Webb’s Deployable Tower Assembly Extends in Space

This afternoon, the Webb team successfully extended the observatory’s Deployable Tower Assembly (DTA), creating critical distance between the two halves of the spacecraft.

The DTA extended about 48 inches (1.22 meters), putting room between the upper section of the observatory, which houses the mirrors and scientific instruments, and the spacecraft bus, which holds the electronics and propulsion systems. This creates enough distance to allow the sensitive mirrors and instruments to cool down to the necessary temperatures to detect infrared light. This gap will also provide room for the sunshield membranes to fully unfold.

Engineers perform the final deployment test of the James Webb Space Telescope’s Deployable Tower Assembly in June 2021 at Northrop Grumman Space Park in Redondo Beach, California. Credit: NASA’s Goddard Space Flight Center

The deployment took more than six and a half hours, as engineers activated release devices and configured heaters, software, and electronics, before commanding the DTA itself to extend. The movement of the DTA, which looks like a large, black pipe, is driven by a motor. The team began the deployment at approximately 9:45 a.m. EST and completed it at approximately 4:24 p.m. EST.
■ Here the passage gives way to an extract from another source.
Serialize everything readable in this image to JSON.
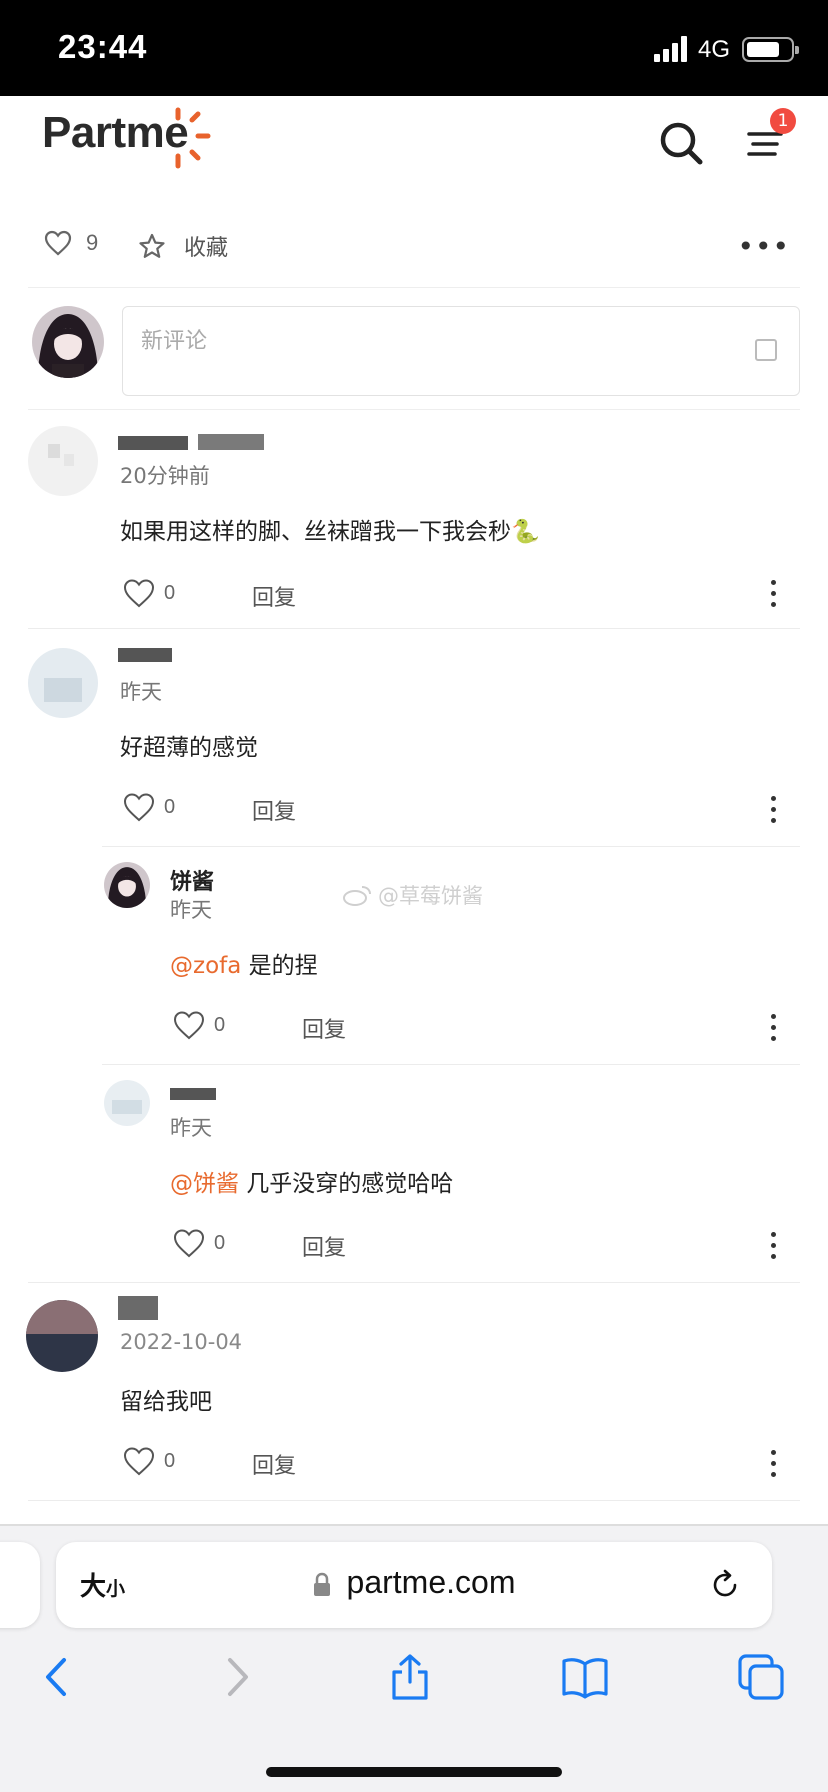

This step furthers the team’s progress in deploying Webb’s sunshield – a human-controlled, multi-day process that will continue with the release of aft momentum flap and the sunshield covers.